- Tonner PH, Paris A, Scholz J. Monitoring consciousness in intensive care medicine Best Pract Res Clin Anaesthtesiol 2006;20:191-200.
- Pilge S, Kreuzer M, Karatchiviev V, Kochs EF, Malcharek M, Schneider G. Differences between state entropy and bispectral index during analysis of identical electroencephalogram signals: A randomised comparison of two anaesthetic techniques. Eur J Anaesthesiol. 2015;32:354-365.
- De Deyne C, Struys M, Decruyenaere J, Creupelandt J, Hoste E, Colardyn F. Use of continuous bispectral EEG monitoring to assess depth of sedation in ICU patients. Intensive Care Med. 1998;24:1294-1298.
- Sharma A, Singh PM, Trikha A, Rewari V, Chandralekha. Entropy correlates with Richmond Agitation Sedation Scale in mechanically ventilated critically ill patients. J Clin Monit Comput. 2014;28:193-201.
- Nasraway SA, Wu EC, Kelleher RM, Yasuda CM, Donnelly AM. How Reliable is the Bispectral Index in Critically Ill Patients? A Prospective, Comparative, Single-Blinded Observer Study. Crit Care Med 2002;30:12483-1487.
- Xue JX, Zhao GG, Liu QH, Xu GX, Bornemann H, Rehak PH, et all.BIS-vista occipital montage in patients undergoing neurosurgical procedures during propofol-remifentanil anesthesia. Anesthesiology. 2010;112:645-651.
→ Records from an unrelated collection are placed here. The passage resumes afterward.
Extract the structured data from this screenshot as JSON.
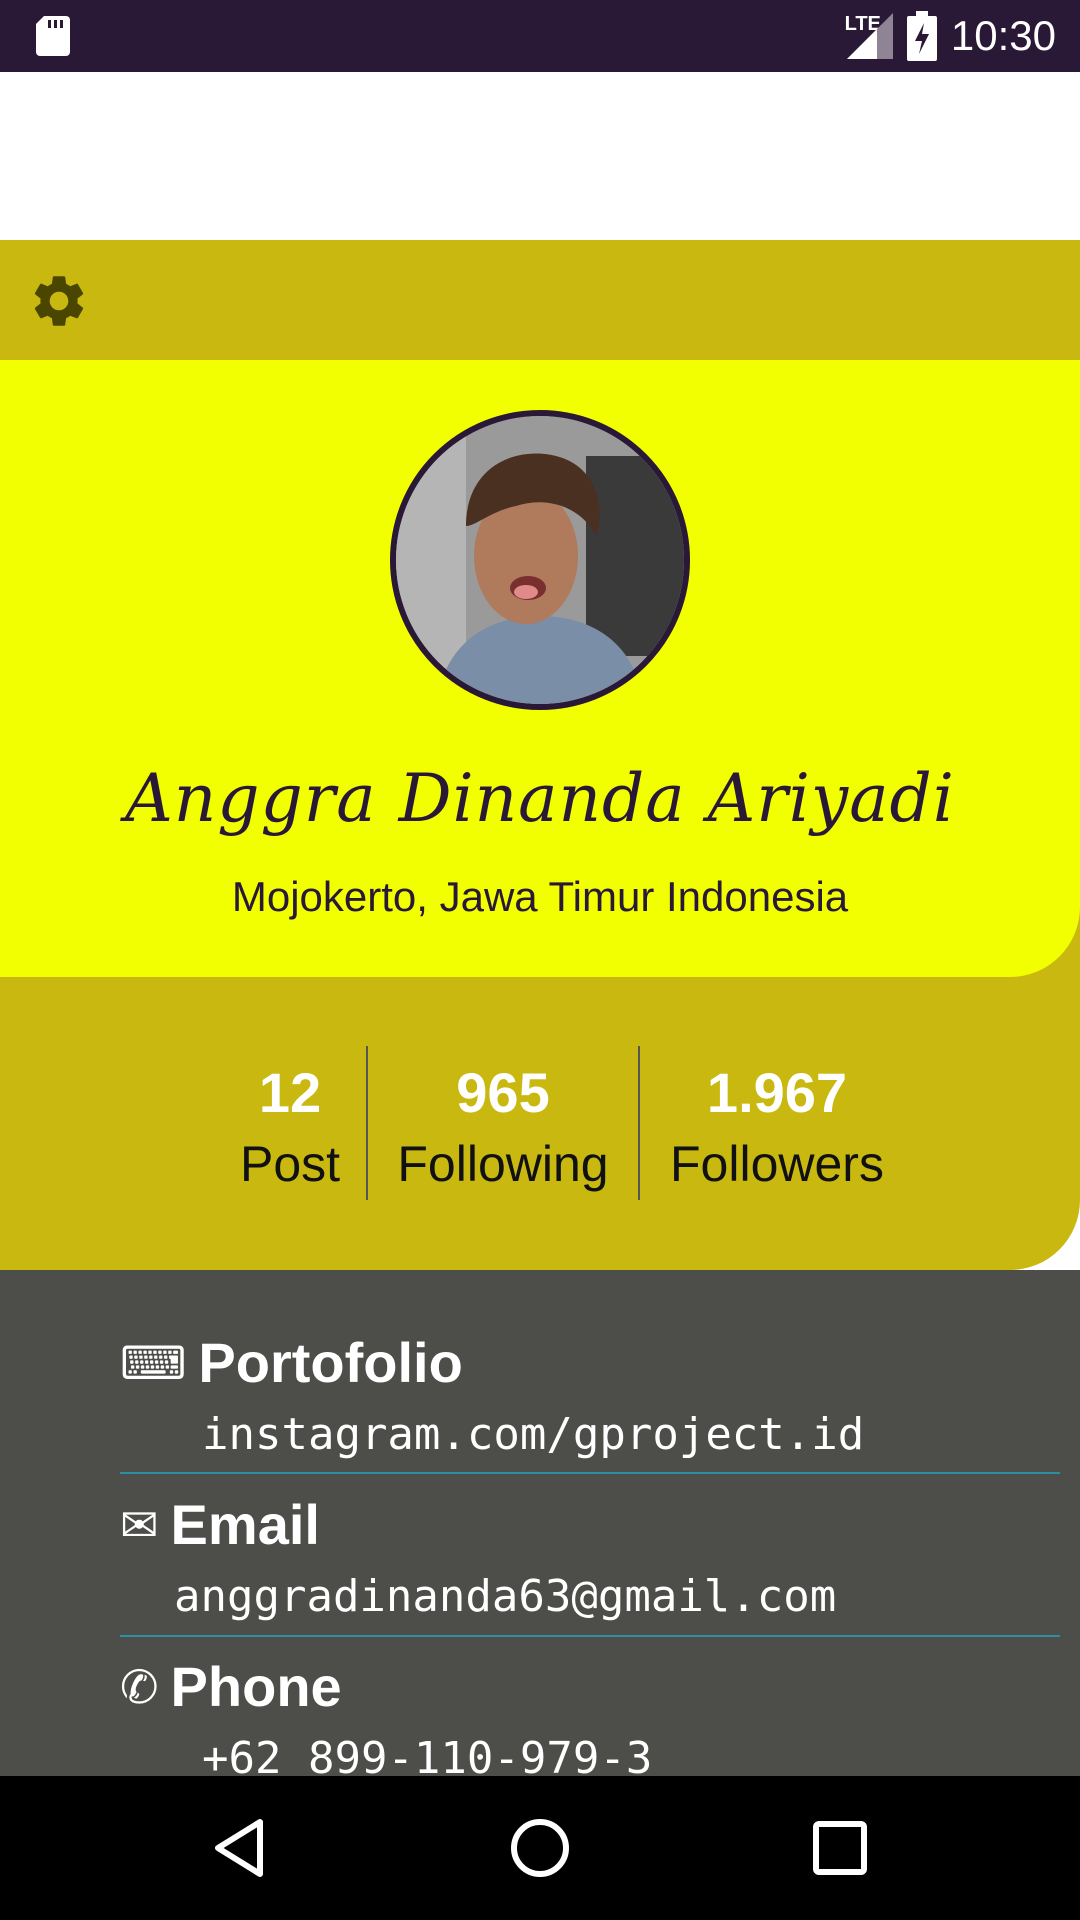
{
  "status_bar": {
    "time": "10:30",
    "network": "LTE"
  },
  "profile": {
    "name": "Anggra Dinanda Ariyadi",
    "location": "Mojokerto, Jawa Timur Indonesia"
  },
  "stats": [
    {
      "value": "12",
      "label": "Post"
    },
    {
      "value": "965",
      "label": "Following"
    },
    {
      "value": "1.967",
      "label": "Followers"
    }
  ],
  "info": [
    {
      "icon": "keyboard-icon",
      "glyph": "⌨",
      "title": "Portofolio",
      "value": "instagram.com/gproject.id"
    },
    {
      "icon": "envelope-icon",
      "glyph": "✉",
      "title": "Email",
      "value": "anggradinanda63@gmail.com"
    },
    {
      "icon": "phone-icon",
      "glyph": "✆",
      "title": "Phone",
      "value": "+62 899-110-979-3"
    }
  ],
  "colors": {
    "status_bar": "#2a1837",
    "toolbar": "#c8b810",
    "header": "#f2ff00",
    "info_background": "#4d4d4a",
    "divider": "#2c8fa0"
  }
}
- Chan MT, Cheng BC, Lee TM, Gin T; CODA Trial Group. BIS-guided anesthesia decreases postoperative delirium and cognitive decline. J Neurosurg Anesthesiol. 2013;25:33-42.
- Andresen JM, Girard TD, Pandharipande PP, Davidson MA, Ely EW, Watson PL. Burst suppression on processed electroencephalography as a predictor of postcoma delirium in mechanically ventilated ICU patients. Crit Care Med. 2014; 42:2244-2251.
- Stammet P, Collignon O, Werer C, Sertznig C, Devaux Y. Bispectral inedx to predict neurological outcome early after cardiac arrest. Resuscitation 2014;85:1674-1680.
- Stammet P, Wagner DR, Gilson G, Devaux Y. Modeling serum level of s100ß and bispectral indeks to predict outcome after cardiac arrest. J Am Coll Cardiol 2013;62:851-858.
Table 1. The application of bispectral analysis from2008 to 2014
BIS – bispectral analysis
This work is licensed under a Creative Commons Attribution 4.0 International License